**EXERCISE AIM:** Scan the records for "name". Report each line that includes it.

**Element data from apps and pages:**
%%

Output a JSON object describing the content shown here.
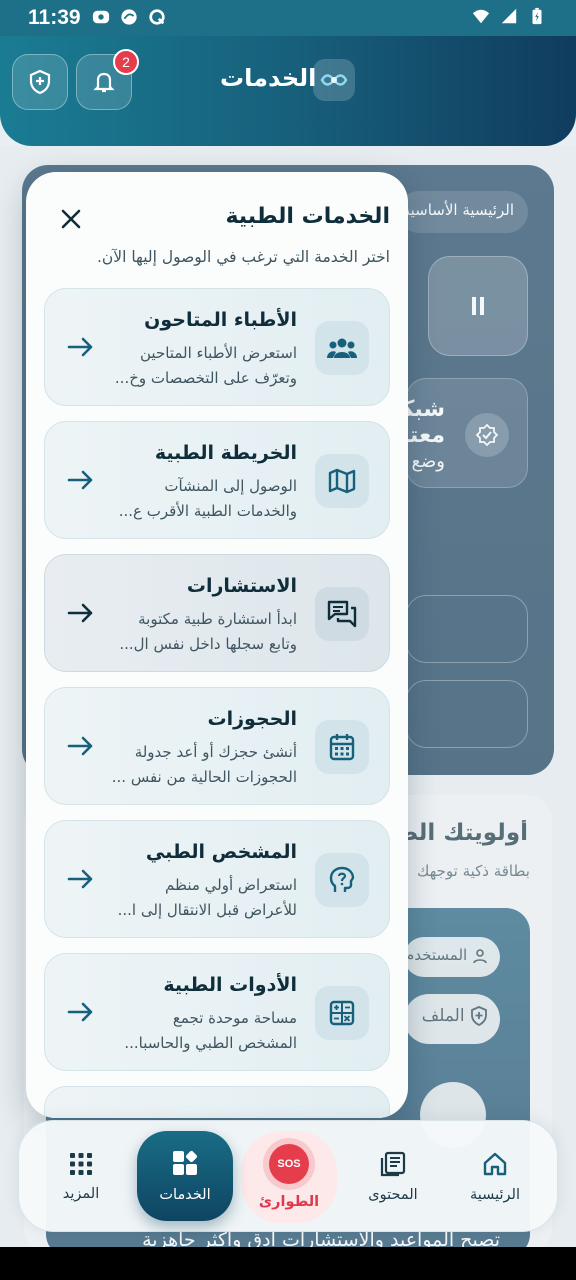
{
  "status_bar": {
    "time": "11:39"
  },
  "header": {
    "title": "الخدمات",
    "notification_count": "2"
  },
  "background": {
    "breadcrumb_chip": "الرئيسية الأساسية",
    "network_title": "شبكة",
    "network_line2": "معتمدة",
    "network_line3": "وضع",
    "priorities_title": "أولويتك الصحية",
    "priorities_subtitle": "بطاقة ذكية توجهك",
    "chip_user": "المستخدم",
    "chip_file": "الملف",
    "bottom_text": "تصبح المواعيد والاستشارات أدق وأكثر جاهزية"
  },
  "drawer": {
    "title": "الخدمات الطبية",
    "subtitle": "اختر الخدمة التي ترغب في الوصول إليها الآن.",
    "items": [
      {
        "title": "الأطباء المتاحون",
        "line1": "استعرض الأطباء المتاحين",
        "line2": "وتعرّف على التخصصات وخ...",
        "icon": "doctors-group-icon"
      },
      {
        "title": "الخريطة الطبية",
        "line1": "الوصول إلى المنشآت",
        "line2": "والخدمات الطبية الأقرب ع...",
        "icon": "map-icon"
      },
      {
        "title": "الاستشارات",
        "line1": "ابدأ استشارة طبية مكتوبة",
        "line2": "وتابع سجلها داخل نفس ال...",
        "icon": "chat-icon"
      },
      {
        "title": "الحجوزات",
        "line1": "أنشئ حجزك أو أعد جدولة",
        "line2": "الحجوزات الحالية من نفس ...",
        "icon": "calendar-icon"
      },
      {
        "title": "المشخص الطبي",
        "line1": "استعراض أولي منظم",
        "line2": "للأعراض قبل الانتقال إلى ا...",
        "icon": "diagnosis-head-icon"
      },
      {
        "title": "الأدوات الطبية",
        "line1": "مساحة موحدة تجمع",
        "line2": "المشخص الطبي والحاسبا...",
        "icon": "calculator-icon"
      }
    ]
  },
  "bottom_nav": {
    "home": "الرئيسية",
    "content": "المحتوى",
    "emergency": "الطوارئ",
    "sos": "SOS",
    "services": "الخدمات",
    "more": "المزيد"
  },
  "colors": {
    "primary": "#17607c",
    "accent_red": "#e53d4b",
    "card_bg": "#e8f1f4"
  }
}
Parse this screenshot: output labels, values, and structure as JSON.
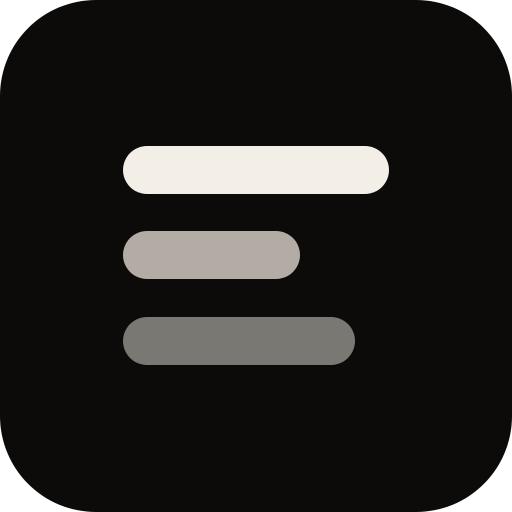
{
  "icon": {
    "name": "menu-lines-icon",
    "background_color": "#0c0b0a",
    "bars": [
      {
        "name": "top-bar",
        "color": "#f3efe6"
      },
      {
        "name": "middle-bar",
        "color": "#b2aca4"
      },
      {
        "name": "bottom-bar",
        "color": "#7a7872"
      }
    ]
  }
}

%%
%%

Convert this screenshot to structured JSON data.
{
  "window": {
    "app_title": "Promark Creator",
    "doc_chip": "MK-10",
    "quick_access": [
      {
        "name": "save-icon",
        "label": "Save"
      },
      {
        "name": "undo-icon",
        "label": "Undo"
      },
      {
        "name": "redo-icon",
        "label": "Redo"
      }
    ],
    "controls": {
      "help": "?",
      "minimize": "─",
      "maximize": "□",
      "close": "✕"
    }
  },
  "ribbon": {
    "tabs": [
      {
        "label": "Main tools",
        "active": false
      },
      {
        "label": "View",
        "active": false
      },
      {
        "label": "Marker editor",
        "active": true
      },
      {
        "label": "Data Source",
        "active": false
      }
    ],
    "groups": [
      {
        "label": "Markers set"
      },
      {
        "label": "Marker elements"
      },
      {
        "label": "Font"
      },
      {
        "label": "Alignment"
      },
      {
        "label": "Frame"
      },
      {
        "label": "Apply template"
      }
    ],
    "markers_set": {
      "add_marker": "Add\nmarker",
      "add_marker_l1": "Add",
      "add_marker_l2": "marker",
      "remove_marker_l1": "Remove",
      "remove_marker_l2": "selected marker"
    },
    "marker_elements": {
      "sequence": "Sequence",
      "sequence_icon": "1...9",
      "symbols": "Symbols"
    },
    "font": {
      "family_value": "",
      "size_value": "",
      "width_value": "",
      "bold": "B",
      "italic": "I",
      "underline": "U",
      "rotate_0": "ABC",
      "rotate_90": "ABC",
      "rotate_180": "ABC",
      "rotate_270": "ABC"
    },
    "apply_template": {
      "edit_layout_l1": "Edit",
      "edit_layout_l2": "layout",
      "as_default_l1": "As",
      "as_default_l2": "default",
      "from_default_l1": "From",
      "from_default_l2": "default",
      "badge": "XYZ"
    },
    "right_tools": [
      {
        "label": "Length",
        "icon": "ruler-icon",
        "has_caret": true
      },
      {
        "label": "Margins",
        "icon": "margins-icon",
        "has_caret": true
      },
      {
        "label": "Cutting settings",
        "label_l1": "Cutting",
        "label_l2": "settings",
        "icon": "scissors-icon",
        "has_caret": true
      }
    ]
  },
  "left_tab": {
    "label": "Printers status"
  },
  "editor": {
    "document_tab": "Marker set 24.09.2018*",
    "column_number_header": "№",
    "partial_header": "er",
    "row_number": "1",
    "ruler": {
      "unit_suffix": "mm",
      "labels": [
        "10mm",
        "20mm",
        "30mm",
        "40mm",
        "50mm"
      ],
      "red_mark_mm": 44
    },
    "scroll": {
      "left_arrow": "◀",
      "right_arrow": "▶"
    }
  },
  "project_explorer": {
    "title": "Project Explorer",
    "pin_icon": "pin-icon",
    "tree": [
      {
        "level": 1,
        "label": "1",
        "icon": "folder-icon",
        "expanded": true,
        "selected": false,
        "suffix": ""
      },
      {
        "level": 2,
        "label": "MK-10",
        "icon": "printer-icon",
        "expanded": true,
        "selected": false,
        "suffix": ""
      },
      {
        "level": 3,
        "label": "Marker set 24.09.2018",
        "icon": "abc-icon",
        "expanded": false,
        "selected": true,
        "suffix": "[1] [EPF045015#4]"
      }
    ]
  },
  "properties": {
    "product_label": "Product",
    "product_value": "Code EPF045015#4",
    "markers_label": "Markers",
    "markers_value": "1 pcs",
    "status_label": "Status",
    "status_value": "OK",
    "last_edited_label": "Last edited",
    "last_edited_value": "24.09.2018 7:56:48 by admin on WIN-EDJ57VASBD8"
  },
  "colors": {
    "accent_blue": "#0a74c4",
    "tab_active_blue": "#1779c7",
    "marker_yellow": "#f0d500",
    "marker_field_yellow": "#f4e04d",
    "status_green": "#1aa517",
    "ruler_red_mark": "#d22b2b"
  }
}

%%

**TASK RESPONSE:**
    "name": "menu-lines-icon",
        "name": "top-bar",
        "name": "middle-bar",
        "name": "bottom-bar",
        "name": "save-icon",
        "name": "undo-icon",
        "name": "redo-icon",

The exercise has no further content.